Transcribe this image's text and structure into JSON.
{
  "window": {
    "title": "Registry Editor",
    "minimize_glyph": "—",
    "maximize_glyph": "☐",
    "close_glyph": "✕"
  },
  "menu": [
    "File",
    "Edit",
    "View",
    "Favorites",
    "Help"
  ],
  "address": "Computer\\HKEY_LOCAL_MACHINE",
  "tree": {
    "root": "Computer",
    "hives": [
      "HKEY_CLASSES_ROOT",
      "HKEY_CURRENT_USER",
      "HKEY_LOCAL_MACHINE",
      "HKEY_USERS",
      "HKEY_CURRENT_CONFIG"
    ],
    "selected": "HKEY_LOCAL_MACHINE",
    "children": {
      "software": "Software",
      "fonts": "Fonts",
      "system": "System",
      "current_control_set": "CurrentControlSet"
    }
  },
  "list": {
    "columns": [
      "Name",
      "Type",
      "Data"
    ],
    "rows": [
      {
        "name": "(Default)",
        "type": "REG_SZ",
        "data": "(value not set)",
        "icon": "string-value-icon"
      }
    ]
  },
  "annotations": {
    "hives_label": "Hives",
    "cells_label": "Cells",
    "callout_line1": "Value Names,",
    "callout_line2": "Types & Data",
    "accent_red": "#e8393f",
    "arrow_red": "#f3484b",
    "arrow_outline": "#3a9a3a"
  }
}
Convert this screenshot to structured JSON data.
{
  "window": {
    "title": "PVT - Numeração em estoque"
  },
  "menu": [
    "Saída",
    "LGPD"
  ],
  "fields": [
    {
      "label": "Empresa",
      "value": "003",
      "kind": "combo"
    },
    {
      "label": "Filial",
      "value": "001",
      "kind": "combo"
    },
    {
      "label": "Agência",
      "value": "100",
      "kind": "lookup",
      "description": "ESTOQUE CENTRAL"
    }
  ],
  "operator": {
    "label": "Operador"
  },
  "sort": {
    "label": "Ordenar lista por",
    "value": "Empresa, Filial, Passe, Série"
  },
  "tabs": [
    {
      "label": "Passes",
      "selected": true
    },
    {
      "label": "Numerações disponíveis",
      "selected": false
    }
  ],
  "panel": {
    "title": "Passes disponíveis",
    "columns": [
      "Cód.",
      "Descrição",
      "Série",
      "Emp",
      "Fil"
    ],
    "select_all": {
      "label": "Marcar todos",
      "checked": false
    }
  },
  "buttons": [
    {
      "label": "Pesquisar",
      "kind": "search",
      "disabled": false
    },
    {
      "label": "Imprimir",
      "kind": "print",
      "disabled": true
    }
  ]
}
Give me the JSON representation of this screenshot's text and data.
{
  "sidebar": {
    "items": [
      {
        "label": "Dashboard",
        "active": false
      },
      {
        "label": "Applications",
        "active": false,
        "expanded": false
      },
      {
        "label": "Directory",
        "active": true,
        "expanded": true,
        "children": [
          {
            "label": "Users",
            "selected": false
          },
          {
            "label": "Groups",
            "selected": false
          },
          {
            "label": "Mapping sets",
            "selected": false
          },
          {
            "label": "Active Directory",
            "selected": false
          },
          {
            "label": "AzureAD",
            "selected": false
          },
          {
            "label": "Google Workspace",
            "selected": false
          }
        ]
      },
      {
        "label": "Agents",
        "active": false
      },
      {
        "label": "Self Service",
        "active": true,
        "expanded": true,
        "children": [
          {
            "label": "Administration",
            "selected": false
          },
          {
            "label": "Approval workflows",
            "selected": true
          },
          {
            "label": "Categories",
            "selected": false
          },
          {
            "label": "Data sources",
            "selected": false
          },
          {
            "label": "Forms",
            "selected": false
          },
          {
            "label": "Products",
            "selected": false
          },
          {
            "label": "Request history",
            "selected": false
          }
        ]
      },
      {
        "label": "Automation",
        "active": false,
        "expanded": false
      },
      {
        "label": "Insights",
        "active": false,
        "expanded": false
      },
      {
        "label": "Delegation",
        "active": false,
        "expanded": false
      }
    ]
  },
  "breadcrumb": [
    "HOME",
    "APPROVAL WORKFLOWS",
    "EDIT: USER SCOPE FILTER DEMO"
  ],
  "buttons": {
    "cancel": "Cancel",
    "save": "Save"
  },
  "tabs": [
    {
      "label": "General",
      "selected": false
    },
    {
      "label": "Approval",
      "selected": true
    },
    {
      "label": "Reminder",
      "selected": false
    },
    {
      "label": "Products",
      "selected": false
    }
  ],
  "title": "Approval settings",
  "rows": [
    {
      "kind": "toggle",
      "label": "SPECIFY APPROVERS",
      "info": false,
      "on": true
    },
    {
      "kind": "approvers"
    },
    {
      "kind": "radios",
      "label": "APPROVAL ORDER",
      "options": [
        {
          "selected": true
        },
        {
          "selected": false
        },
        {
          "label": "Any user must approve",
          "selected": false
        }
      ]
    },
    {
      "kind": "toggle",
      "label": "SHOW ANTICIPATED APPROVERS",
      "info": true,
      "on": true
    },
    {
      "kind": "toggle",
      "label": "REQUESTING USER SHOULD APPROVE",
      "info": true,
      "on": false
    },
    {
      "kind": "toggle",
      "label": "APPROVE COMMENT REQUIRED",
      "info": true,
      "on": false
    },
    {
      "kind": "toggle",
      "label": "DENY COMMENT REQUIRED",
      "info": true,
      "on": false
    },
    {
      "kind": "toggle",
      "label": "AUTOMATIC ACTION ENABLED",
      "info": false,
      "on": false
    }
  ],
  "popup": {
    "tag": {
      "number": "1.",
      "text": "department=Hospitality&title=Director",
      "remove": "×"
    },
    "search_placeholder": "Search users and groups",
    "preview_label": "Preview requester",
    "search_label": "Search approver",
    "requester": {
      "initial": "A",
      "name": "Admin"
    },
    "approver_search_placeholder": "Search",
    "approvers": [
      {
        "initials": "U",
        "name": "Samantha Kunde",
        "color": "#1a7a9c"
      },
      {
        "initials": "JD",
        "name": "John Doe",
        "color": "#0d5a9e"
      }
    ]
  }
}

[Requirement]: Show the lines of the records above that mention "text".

[Exercise response]:
Transcribe this image's text and structure into JSON.
Give me the JSON representation of this screenshot's text and data.
      "text": "department=Hospitality&title=Director",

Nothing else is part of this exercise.